START Data shown

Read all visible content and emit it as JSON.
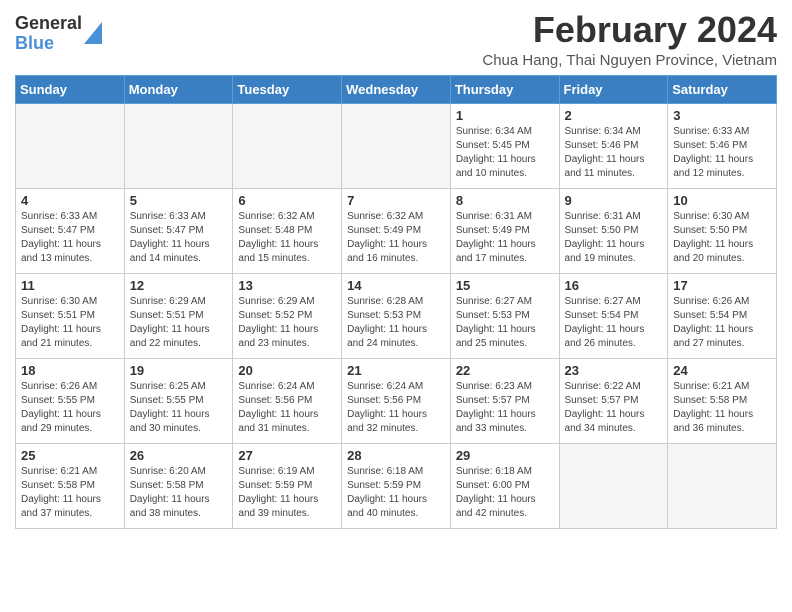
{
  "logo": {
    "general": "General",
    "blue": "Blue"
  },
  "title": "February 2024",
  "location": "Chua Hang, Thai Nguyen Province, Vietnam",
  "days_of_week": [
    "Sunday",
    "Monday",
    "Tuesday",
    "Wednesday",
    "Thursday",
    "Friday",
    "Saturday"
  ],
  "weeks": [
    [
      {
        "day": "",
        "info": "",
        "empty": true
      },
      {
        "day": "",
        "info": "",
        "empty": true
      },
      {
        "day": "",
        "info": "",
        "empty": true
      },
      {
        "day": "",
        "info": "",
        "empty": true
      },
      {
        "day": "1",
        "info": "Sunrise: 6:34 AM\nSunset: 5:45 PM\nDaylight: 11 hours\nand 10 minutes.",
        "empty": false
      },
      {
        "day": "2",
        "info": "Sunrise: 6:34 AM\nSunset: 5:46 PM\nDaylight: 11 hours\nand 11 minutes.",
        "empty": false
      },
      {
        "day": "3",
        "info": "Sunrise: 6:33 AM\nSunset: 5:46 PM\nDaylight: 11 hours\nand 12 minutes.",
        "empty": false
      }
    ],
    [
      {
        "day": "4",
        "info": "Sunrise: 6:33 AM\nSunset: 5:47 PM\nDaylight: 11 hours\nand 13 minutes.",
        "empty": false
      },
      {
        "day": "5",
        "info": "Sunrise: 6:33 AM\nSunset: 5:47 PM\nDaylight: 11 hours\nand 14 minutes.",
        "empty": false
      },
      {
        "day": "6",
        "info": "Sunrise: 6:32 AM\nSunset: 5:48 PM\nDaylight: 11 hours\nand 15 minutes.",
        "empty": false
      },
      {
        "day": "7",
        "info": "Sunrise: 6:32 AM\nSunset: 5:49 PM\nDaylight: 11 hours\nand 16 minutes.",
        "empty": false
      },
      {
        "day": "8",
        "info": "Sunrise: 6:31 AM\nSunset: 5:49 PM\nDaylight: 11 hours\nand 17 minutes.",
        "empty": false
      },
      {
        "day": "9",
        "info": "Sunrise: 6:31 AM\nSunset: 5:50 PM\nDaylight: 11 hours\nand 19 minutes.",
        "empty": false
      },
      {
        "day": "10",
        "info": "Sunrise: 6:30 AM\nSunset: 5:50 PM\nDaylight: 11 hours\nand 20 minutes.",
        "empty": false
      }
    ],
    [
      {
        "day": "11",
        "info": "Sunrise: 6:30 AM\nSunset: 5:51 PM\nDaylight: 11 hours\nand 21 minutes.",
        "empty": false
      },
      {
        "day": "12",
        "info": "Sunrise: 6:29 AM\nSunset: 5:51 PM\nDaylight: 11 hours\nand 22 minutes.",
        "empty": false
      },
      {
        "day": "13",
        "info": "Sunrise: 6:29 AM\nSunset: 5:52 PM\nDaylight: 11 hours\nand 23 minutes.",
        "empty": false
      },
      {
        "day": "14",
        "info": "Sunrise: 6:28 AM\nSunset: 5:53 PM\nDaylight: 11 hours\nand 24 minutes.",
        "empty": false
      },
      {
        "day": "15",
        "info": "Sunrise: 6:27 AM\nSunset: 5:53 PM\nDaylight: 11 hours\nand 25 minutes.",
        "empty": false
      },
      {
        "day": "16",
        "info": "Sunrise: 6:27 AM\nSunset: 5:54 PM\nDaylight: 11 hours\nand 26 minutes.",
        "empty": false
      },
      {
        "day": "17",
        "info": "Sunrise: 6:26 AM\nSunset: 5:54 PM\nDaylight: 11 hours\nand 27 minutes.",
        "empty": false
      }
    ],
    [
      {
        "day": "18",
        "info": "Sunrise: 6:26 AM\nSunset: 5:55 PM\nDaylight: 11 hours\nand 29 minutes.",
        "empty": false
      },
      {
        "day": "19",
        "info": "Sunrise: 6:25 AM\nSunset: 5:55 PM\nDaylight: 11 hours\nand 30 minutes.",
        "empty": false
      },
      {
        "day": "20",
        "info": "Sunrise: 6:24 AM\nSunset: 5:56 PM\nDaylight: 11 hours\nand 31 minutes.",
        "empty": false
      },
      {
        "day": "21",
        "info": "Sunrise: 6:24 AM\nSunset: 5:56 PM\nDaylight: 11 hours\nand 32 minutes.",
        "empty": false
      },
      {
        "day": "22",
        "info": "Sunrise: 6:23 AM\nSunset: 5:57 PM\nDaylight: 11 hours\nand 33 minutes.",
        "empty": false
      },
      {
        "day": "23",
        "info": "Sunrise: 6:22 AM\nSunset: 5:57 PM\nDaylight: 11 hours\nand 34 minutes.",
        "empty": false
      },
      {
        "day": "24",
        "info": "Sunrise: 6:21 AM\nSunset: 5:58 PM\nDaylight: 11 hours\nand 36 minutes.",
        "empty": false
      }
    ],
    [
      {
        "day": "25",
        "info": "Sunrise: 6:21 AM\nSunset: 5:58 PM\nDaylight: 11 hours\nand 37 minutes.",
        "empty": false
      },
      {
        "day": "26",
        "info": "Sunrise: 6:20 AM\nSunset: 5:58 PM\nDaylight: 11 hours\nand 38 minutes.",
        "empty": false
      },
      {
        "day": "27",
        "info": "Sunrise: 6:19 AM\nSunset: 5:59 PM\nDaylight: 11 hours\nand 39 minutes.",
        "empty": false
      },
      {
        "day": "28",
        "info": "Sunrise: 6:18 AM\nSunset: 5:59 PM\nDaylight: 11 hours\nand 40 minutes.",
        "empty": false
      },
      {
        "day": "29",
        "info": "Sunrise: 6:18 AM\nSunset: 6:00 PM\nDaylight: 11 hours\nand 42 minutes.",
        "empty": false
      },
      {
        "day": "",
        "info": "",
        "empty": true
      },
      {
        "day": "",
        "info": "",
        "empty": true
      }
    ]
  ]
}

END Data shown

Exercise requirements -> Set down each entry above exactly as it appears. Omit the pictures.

Solution to the problem ->
Read all visible content and emit it as JSON.
{
  "logo": {
    "general": "General",
    "blue": "Blue"
  },
  "title": "February 2024",
  "location": "Chua Hang, Thai Nguyen Province, Vietnam",
  "days_of_week": [
    "Sunday",
    "Monday",
    "Tuesday",
    "Wednesday",
    "Thursday",
    "Friday",
    "Saturday"
  ],
  "weeks": [
    [
      {
        "day": "",
        "info": "",
        "empty": true
      },
      {
        "day": "",
        "info": "",
        "empty": true
      },
      {
        "day": "",
        "info": "",
        "empty": true
      },
      {
        "day": "",
        "info": "",
        "empty": true
      },
      {
        "day": "1",
        "info": "Sunrise: 6:34 AM\nSunset: 5:45 PM\nDaylight: 11 hours\nand 10 minutes.",
        "empty": false
      },
      {
        "day": "2",
        "info": "Sunrise: 6:34 AM\nSunset: 5:46 PM\nDaylight: 11 hours\nand 11 minutes.",
        "empty": false
      },
      {
        "day": "3",
        "info": "Sunrise: 6:33 AM\nSunset: 5:46 PM\nDaylight: 11 hours\nand 12 minutes.",
        "empty": false
      }
    ],
    [
      {
        "day": "4",
        "info": "Sunrise: 6:33 AM\nSunset: 5:47 PM\nDaylight: 11 hours\nand 13 minutes.",
        "empty": false
      },
      {
        "day": "5",
        "info": "Sunrise: 6:33 AM\nSunset: 5:47 PM\nDaylight: 11 hours\nand 14 minutes.",
        "empty": false
      },
      {
        "day": "6",
        "info": "Sunrise: 6:32 AM\nSunset: 5:48 PM\nDaylight: 11 hours\nand 15 minutes.",
        "empty": false
      },
      {
        "day": "7",
        "info": "Sunrise: 6:32 AM\nSunset: 5:49 PM\nDaylight: 11 hours\nand 16 minutes.",
        "empty": false
      },
      {
        "day": "8",
        "info": "Sunrise: 6:31 AM\nSunset: 5:49 PM\nDaylight: 11 hours\nand 17 minutes.",
        "empty": false
      },
      {
        "day": "9",
        "info": "Sunrise: 6:31 AM\nSunset: 5:50 PM\nDaylight: 11 hours\nand 19 minutes.",
        "empty": false
      },
      {
        "day": "10",
        "info": "Sunrise: 6:30 AM\nSunset: 5:50 PM\nDaylight: 11 hours\nand 20 minutes.",
        "empty": false
      }
    ],
    [
      {
        "day": "11",
        "info": "Sunrise: 6:30 AM\nSunset: 5:51 PM\nDaylight: 11 hours\nand 21 minutes.",
        "empty": false
      },
      {
        "day": "12",
        "info": "Sunrise: 6:29 AM\nSunset: 5:51 PM\nDaylight: 11 hours\nand 22 minutes.",
        "empty": false
      },
      {
        "day": "13",
        "info": "Sunrise: 6:29 AM\nSunset: 5:52 PM\nDaylight: 11 hours\nand 23 minutes.",
        "empty": false
      },
      {
        "day": "14",
        "info": "Sunrise: 6:28 AM\nSunset: 5:53 PM\nDaylight: 11 hours\nand 24 minutes.",
        "empty": false
      },
      {
        "day": "15",
        "info": "Sunrise: 6:27 AM\nSunset: 5:53 PM\nDaylight: 11 hours\nand 25 minutes.",
        "empty": false
      },
      {
        "day": "16",
        "info": "Sunrise: 6:27 AM\nSunset: 5:54 PM\nDaylight: 11 hours\nand 26 minutes.",
        "empty": false
      },
      {
        "day": "17",
        "info": "Sunrise: 6:26 AM\nSunset: 5:54 PM\nDaylight: 11 hours\nand 27 minutes.",
        "empty": false
      }
    ],
    [
      {
        "day": "18",
        "info": "Sunrise: 6:26 AM\nSunset: 5:55 PM\nDaylight: 11 hours\nand 29 minutes.",
        "empty": false
      },
      {
        "day": "19",
        "info": "Sunrise: 6:25 AM\nSunset: 5:55 PM\nDaylight: 11 hours\nand 30 minutes.",
        "empty": false
      },
      {
        "day": "20",
        "info": "Sunrise: 6:24 AM\nSunset: 5:56 PM\nDaylight: 11 hours\nand 31 minutes.",
        "empty": false
      },
      {
        "day": "21",
        "info": "Sunrise: 6:24 AM\nSunset: 5:56 PM\nDaylight: 11 hours\nand 32 minutes.",
        "empty": false
      },
      {
        "day": "22",
        "info": "Sunrise: 6:23 AM\nSunset: 5:57 PM\nDaylight: 11 hours\nand 33 minutes.",
        "empty": false
      },
      {
        "day": "23",
        "info": "Sunrise: 6:22 AM\nSunset: 5:57 PM\nDaylight: 11 hours\nand 34 minutes.",
        "empty": false
      },
      {
        "day": "24",
        "info": "Sunrise: 6:21 AM\nSunset: 5:58 PM\nDaylight: 11 hours\nand 36 minutes.",
        "empty": false
      }
    ],
    [
      {
        "day": "25",
        "info": "Sunrise: 6:21 AM\nSunset: 5:58 PM\nDaylight: 11 hours\nand 37 minutes.",
        "empty": false
      },
      {
        "day": "26",
        "info": "Sunrise: 6:20 AM\nSunset: 5:58 PM\nDaylight: 11 hours\nand 38 minutes.",
        "empty": false
      },
      {
        "day": "27",
        "info": "Sunrise: 6:19 AM\nSunset: 5:59 PM\nDaylight: 11 hours\nand 39 minutes.",
        "empty": false
      },
      {
        "day": "28",
        "info": "Sunrise: 6:18 AM\nSunset: 5:59 PM\nDaylight: 11 hours\nand 40 minutes.",
        "empty": false
      },
      {
        "day": "29",
        "info": "Sunrise: 6:18 AM\nSunset: 6:00 PM\nDaylight: 11 hours\nand 42 minutes.",
        "empty": false
      },
      {
        "day": "",
        "info": "",
        "empty": true
      },
      {
        "day": "",
        "info": "",
        "empty": true
      }
    ]
  ]
}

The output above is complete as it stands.